A Qualitative Study of the Role of Violence in Street Crime

  • Start date: 01 March 2004
  • End date: 28 February 2006

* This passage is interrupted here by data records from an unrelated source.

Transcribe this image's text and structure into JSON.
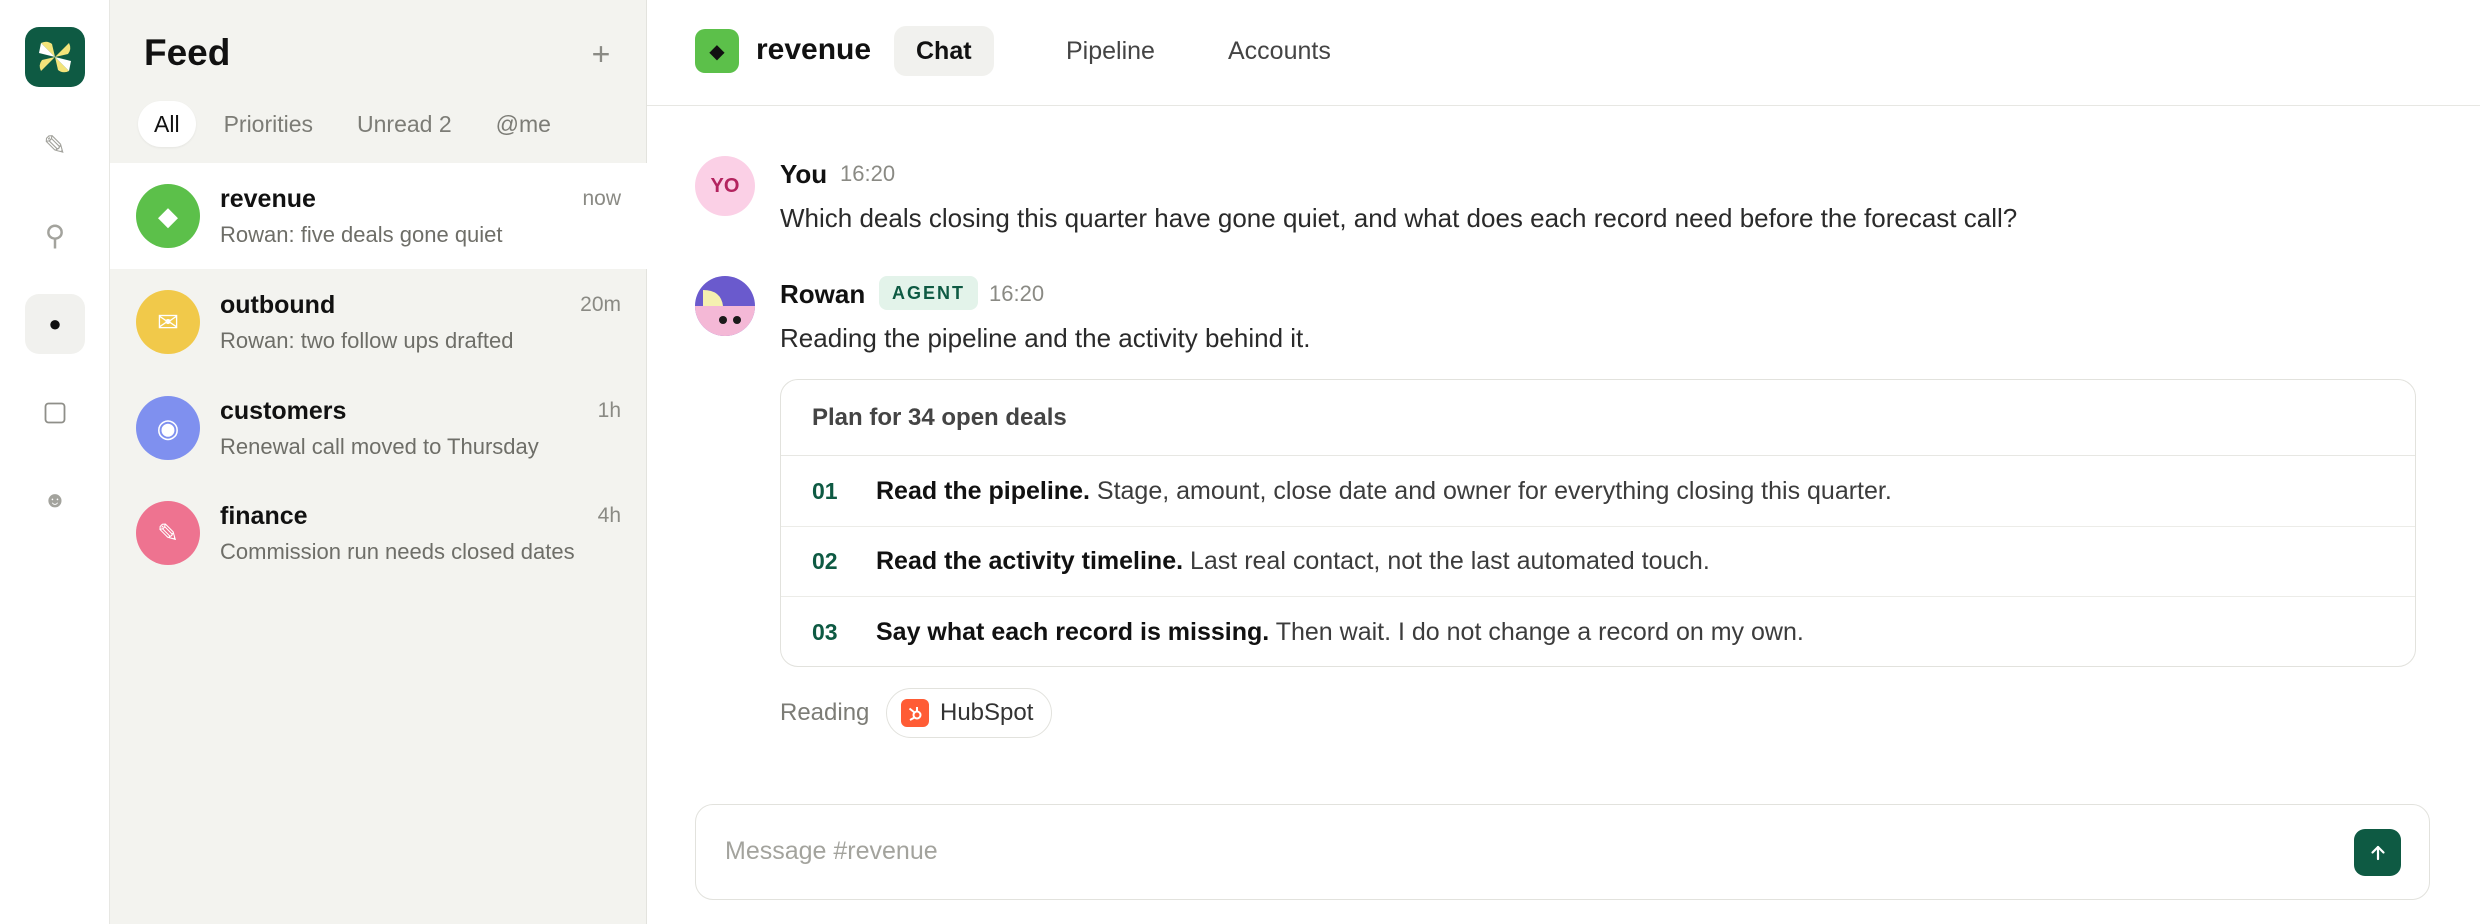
{
  "rail": {
    "icons": [
      "logo-icon",
      "pencil-icon",
      "pin-icon",
      "dot-icon",
      "square-icon",
      "smiley-icon"
    ],
    "accent": "#0e5a43"
  },
  "feed": {
    "title": "Feed",
    "add_label": "+",
    "filters": [
      "All",
      "Priorities",
      "Unread 2",
      "@me"
    ],
    "items": [
      {
        "name": "revenue",
        "time": "now",
        "preview": "Rowan: five deals gone quiet",
        "color": "#5cc04a",
        "icon": "diamond-icon"
      },
      {
        "name": "outbound",
        "time": "20m",
        "preview": "Rowan: two follow ups drafted",
        "color": "#f1c94a",
        "icon": "envelope-icon"
      },
      {
        "name": "customers",
        "time": "1h",
        "preview": "Renewal call moved to Thursday",
        "color": "#7f90ef",
        "icon": "target-icon"
      },
      {
        "name": "finance",
        "time": "4h",
        "preview": "Commission run needs closed dates",
        "color": "#ee7390",
        "icon": "pencil-icon"
      }
    ]
  },
  "header": {
    "channel": "revenue",
    "tabs": [
      "Chat",
      "Pipeline",
      "Accounts"
    ]
  },
  "messages": [
    {
      "initials": "YO",
      "author": "You",
      "time": "16:20",
      "text": "Which deals closing this quarter have gone quiet, and what does each record need before the forecast call?"
    },
    {
      "author": "Rowan",
      "badge": "AGENT",
      "time": "16:20",
      "text": "Reading the pipeline and the activity behind it."
    }
  ],
  "plan": {
    "title": "Plan for 34 open deals",
    "steps": [
      {
        "num": "01",
        "bold": "Read the pipeline.",
        "rest": "Stage, amount, close date and owner for everything closing this quarter."
      },
      {
        "num": "02",
        "bold": "Read the activity timeline.",
        "rest": "Last real contact, not the last automated touch."
      },
      {
        "num": "03",
        "bold": "Say what each record is missing.",
        "rest": "Then wait. I do not change a record on my own."
      }
    ]
  },
  "reading": {
    "label": "Reading",
    "source": "HubSpot"
  },
  "composer": {
    "placeholder": "Message #revenue"
  }
}
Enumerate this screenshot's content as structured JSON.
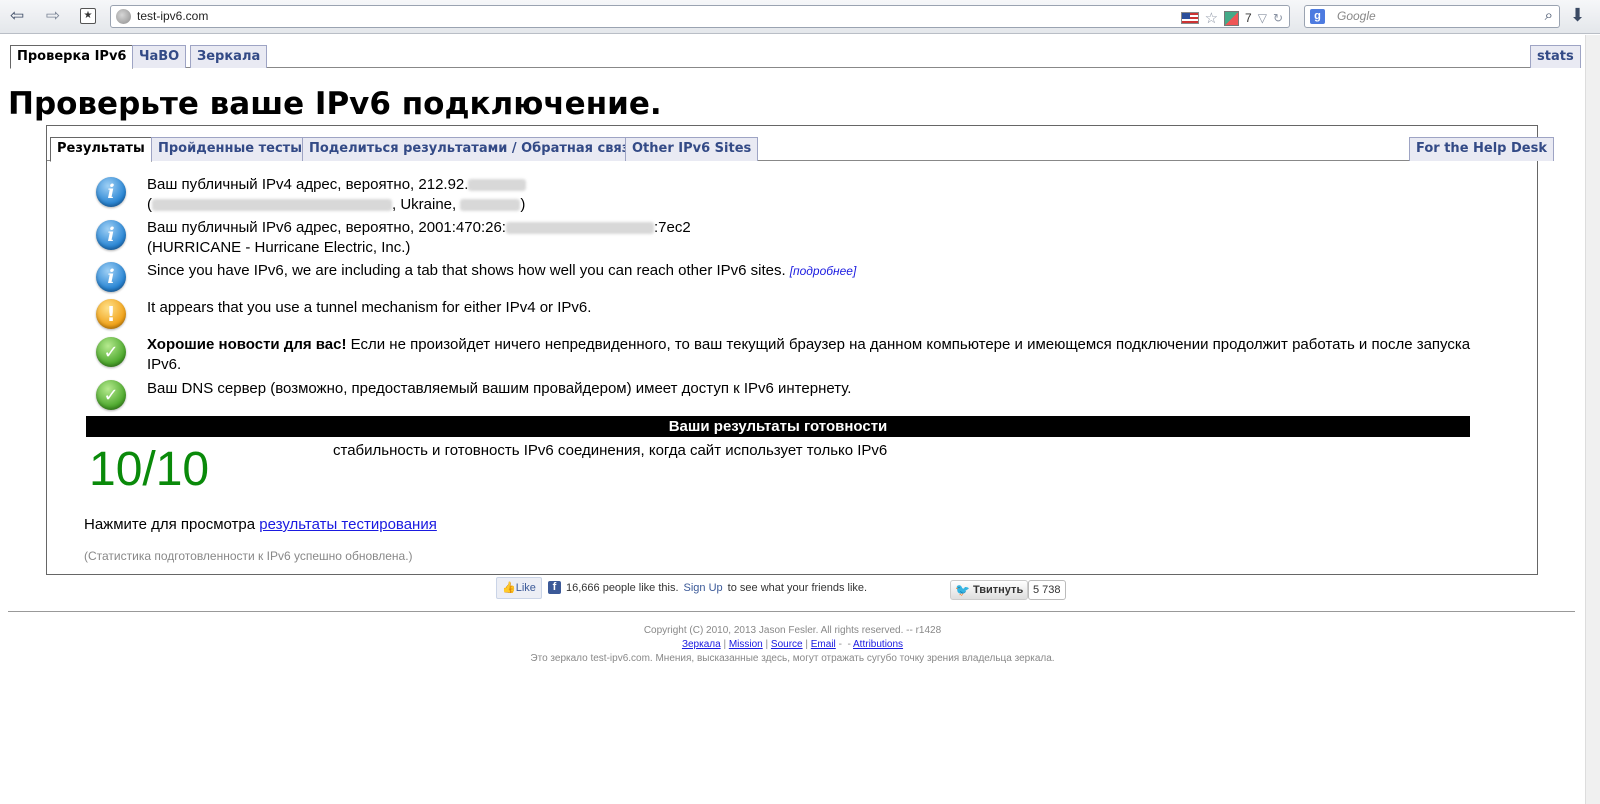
{
  "browser": {
    "url": "test-ipv6.com",
    "addon_count": "7",
    "search_placeholder": "Google"
  },
  "top_tabs": [
    "Проверка IPv6",
    "ЧаВО",
    "Зеркала",
    "stats"
  ],
  "page_title": "Проверьте ваше IPv6 подключение.",
  "inner_tabs": [
    "Результаты",
    "Пройденные тесты",
    "Поделиться результатами / Обратная связь",
    "Other IPv6 Sites",
    "For the Help Desk"
  ],
  "messages": {
    "ipv4_line1": "Ваш публичный IPv4 адрес, вероятно, 212.92.",
    "ipv4_line2_prefix": "(",
    "ipv4_line2_mid": ", Ukraine, ",
    "ipv4_line2_suffix": ")",
    "ipv6_line1_prefix": "Ваш публичный IPv6 адрес, вероятно, 2001:470:26:",
    "ipv6_line1_suffix": ":7ec2",
    "ipv6_line2": "(HURRICANE - Hurricane Electric, Inc.)",
    "tab_note": "Since you have IPv6, we are including a tab that shows how well you can reach other IPv6 sites.",
    "tab_note_link": "[подробнее]",
    "tunnel": "It appears that you use a tunnel mechanism for either IPv4 or IPv6.",
    "good_news_bold": "Хорошие новости для вас!",
    "good_news_text": " Если не произойдет ничего непредвиденного, то ваш текущий браузер на данном компьютере и имеющемся подключении продолжит работать и после запуска IPv6.",
    "dns": "Ваш DNS сервер (возможно, предоставляемый вашим провайдером) имеет доступ к IPv6 интернету."
  },
  "readiness": {
    "header": "Ваши результаты готовности",
    "score": "10/10",
    "description": "стабильность и готовность IPv6 соединения, когда сайт использует только IPv6"
  },
  "view_results": {
    "prefix": "Нажмите для просмотра ",
    "link": "результаты тестирования"
  },
  "status_note": "(Статистика подготовленности к IPv6 успешно обновлена.)",
  "social": {
    "like_label": "Like",
    "fb_count_text": "16,666 people like this.",
    "fb_signup": "Sign Up",
    "fb_suffix": "to see what your friends like.",
    "tweet_label": "Твитнуть",
    "tweet_count": "5 738"
  },
  "footer": {
    "copyright": "Copyright (C) 2010, 2013 Jason Fesler. All rights reserved. -- r1428",
    "links": [
      "Зеркала",
      "Mission",
      "Source",
      "Email",
      "Attributions"
    ],
    "mirror_note": "Это зеркало test-ipv6.com. Мнения, высказанные здесь, могут отражать сугубо точку зрения владельца зеркала."
  },
  "colors": {
    "score_green": "#0a8a0a",
    "tab_text": "#334a86",
    "link_blue": "#1a1ae0"
  },
  "icons": [
    "info-icon",
    "info-icon",
    "info-icon",
    "warning-icon",
    "ok-icon",
    "ok-icon"
  ]
}
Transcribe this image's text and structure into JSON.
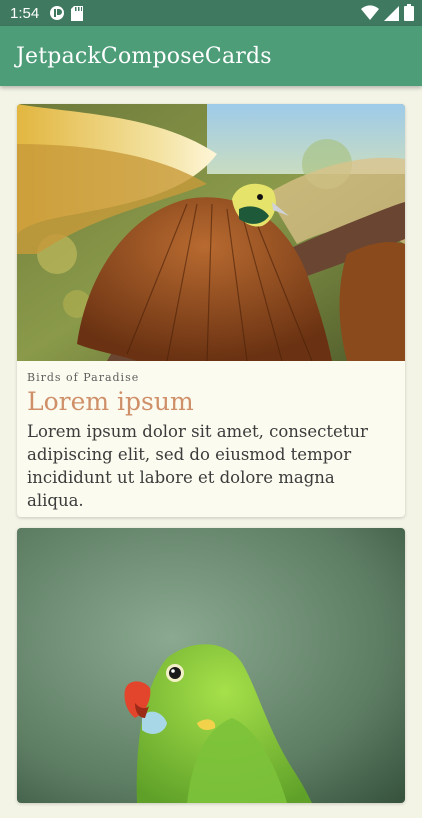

In the last few years, there have been a number of reports suggesting that in various ways street crime in the United Kingdom is becoming more violent. Little is known about street violence in the United Kingdom, especially of the social and gratuitous kind. Most of the research has been conducted in the United States and research here has so far not captured these more recent forms of violence. The research aims to investigate the nature of current forms of street violence. In particular, it aims to investigate areas in which there are notable gaps in our knowledge, including the role played by: (1) street culture, such as group or gang membership, (2) situational factors, such as the role of drug misuse, drug markets, and gun carrying, and (3) individual factors, such as gender and ethnicity, in explaining: (1) specific aspects of violence in relation to violent offences, such as car-jacking, street robbery, snatch thefts, and certain kinds of aggravated burglaries, and (2) general aspects of violence, such as retaliatory violence, dispute-related violence, gang violence, and disrespect violence. The research method will involve conducting interviews with offenders currently serving sentences for violent offences in prisons and young offenders institutions. The research will be based in Prison Service establishments in South Wales (with Cardiff as the largest urban area) and in South West England (with Bristol as the largest urban area). Bristol has a long-standing reputation for violent street crime and South Wales has a new and growing problem of violent street crime. The interviews will be semi-structured and will seek to obtain information on the context of violent street crime and specific violent offences. All respondents will be asked to describe their life context in the period shortly before incarceration, including lifestyles, relationships, group associations, gang membership, drug misuse, gun carrying, and criminal behaviour. They will also be asked to provide in-depth descriptions of selected violent offences. The aim of these descriptions would be to provide narratives of particular offence scenarios. The descriptions of violent episodes revealed in the transcripts generated in the current research will be compared with descriptions of violent episodes revealed in transcipts obtained from offenders in the United States